■ WORK TASK:
Below are some records; give them all again exactly, but not the pictures.

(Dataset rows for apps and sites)

——————

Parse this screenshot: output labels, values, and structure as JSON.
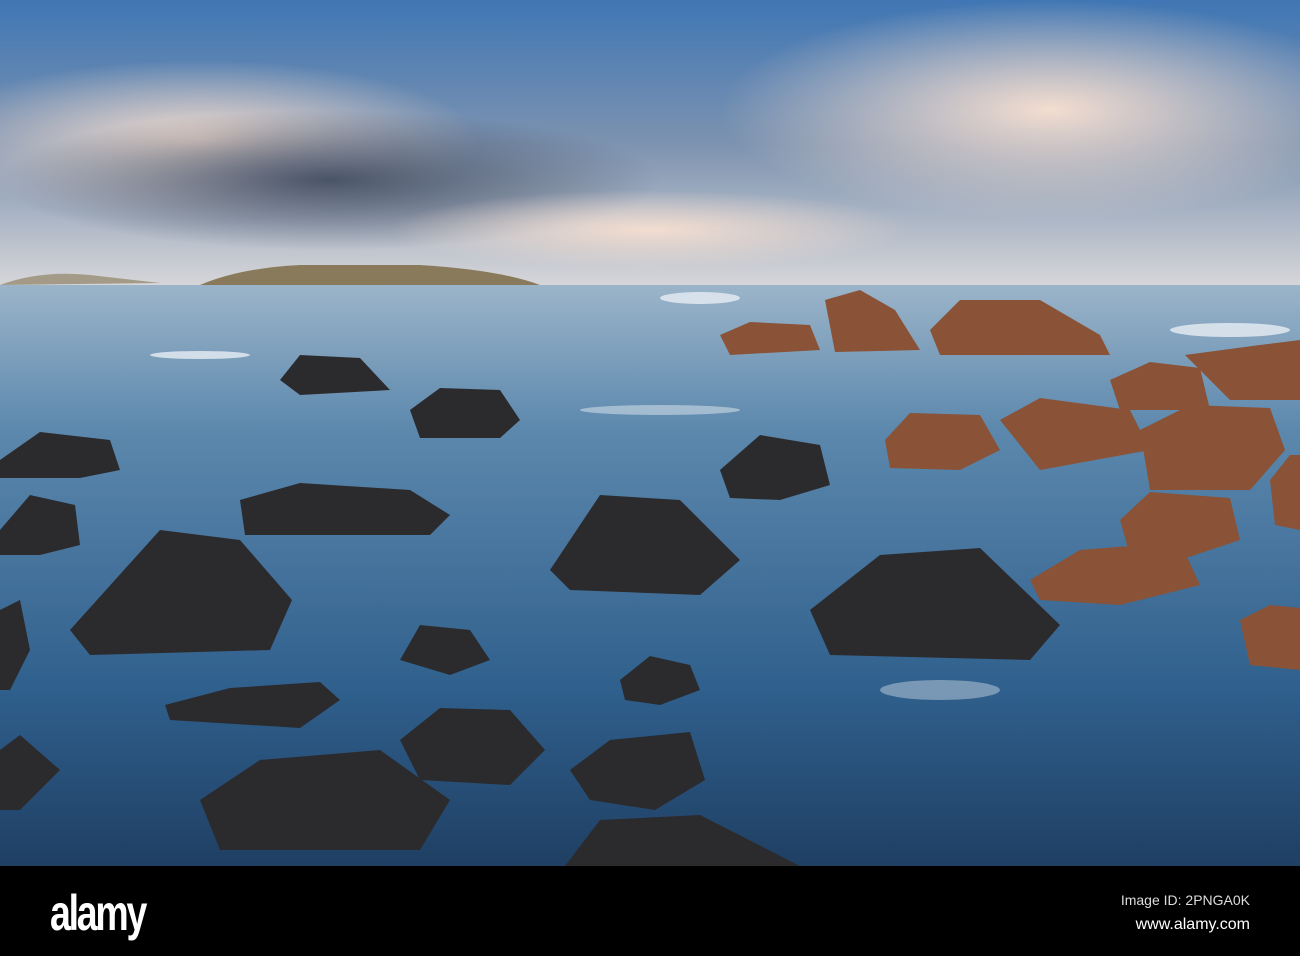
{
  "watermark": {
    "logo": "alamy",
    "image_id": "Image ID: 2PNGA0K",
    "url": "www.alamy.com"
  },
  "colors": {
    "sky_top": "#4a7fb8",
    "cloud": "#e9d3c4",
    "sea": "#3f6f98",
    "rock_dark": "#2a2a2c",
    "rock_lit": "#9a5a3a"
  }
}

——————

■ TASK OUTPUT:
Parse this screenshot: output labels, values, and structure as JSON.
{
  "watermark": {
    "logo": "alamy",
    "image_id": "Image ID: 2PNGA0K",
    "url": "www.alamy.com"
  },
  "colors": {
    "sky_top": "#4a7fb8",
    "cloud": "#e9d3c4",
    "sea": "#3f6f98",
    "rock_dark": "#2a2a2c",
    "rock_lit": "#9a5a3a"
  }
}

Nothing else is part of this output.